Posted at 9:22 AM by Howard Bashman

“Teen sues S.C. on stimulus standoff; Chapin High senior takes on Sanford”: The State newspaper of Columbia, South Carolina today contains an article that begins, “A Chapin High School senior has filed a lawsuit asking the S.C. Supreme Court to decide who — Gov. Mark Sanford or the Legislature — controls $700 million in disputed federal stimulus money. In an indication it could act swiftly, the court ordered S.C. Attorney General Henry McMaster to respond to the lawsuit by Monday. Casey Edwards, the 18-year-old who filed the lawsuit Thursday, said S.C. students and schools are suffering from budget cuts and would benefit from the money.”

Posted at 8:30 AM by Howard Bashman

“Board rejects Demjanjuk bid, court wants more info”: The Associated Press has a report that begins, “A U.S. appeals court wants to see details of a medical report indicating that John Demjanjuk, who is wanted in Germany to face accusations he served as a Nazi death camp guard, is healthy enough to make that trip from Ohio safely.”

The U.S. Court of Appeals for the Sixth Circuit issued this briefing order yesterday.

Posted at 8:23 AM by Howard Bashman

“Judge signs off on San Quentin improvements”: Today in The San Francisco Chronicle, Bob Egelko has an article that begins, “A federal judge has ended nearly three decades of supervision over conditions on Death Row at San Quentin State Prison after authorities made court-ordered improvements ranging from giving inmates more legal help and exercise time to getting rid of rodents and bird droppings.”

Posted at 8:20 AM by Howard Bashman

“Thomas More Society Petitions U.S. Supreme Court to Allow ‘Choose Life’ Illinois License Plates; Petition says U.S. Seventh Circuit decision violates Illinois Citizens’ free speech rights”: The Thomas More Society issued this news release yesterday.
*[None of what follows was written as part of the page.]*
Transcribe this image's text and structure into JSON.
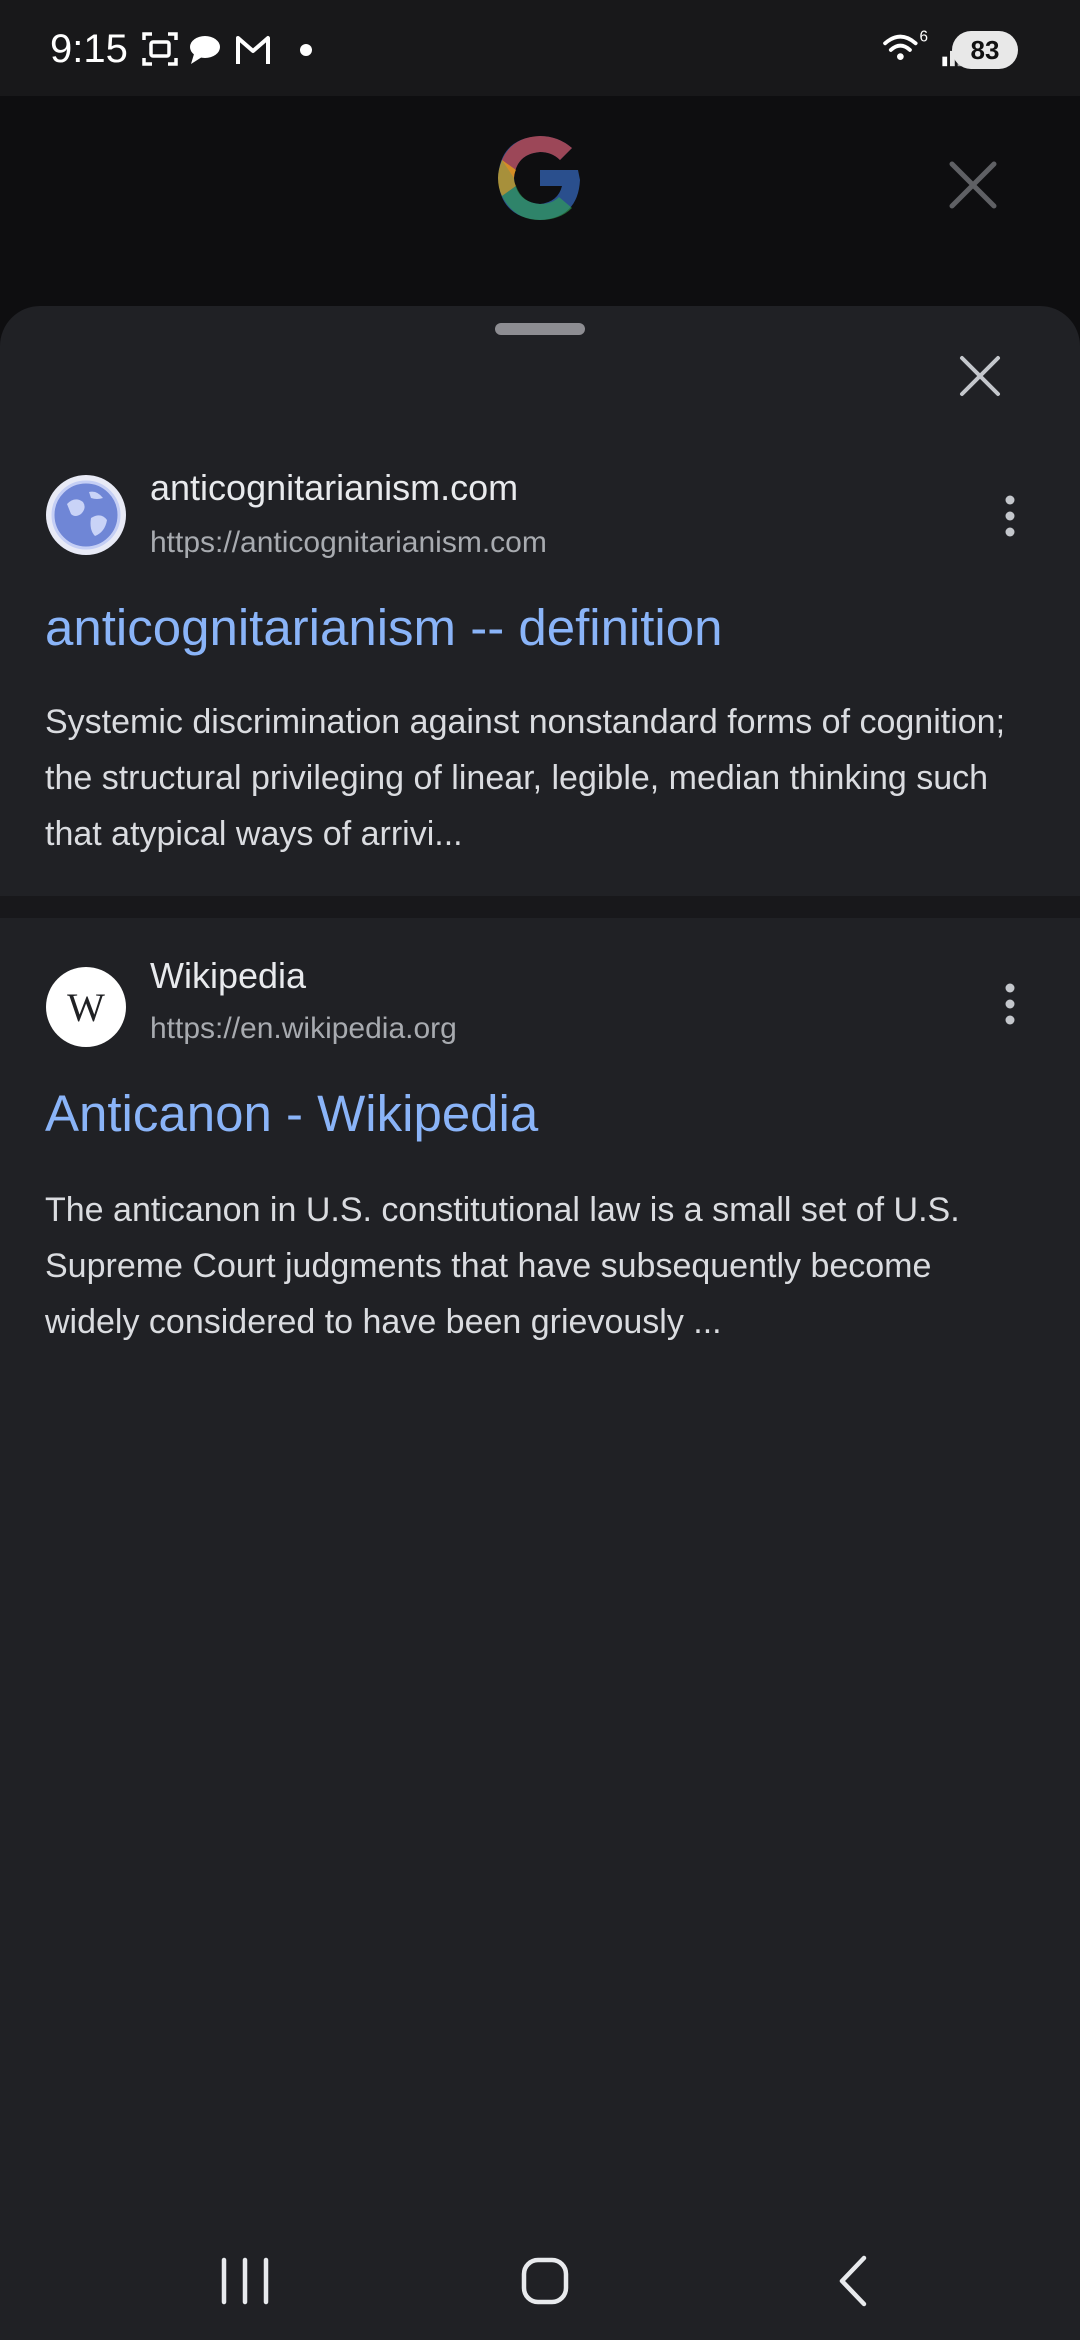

You can access my earlier coverage from yesterday, which included a link to the cert. petition, by clicking here.

Posted at 8:11 AM by Howard Bashman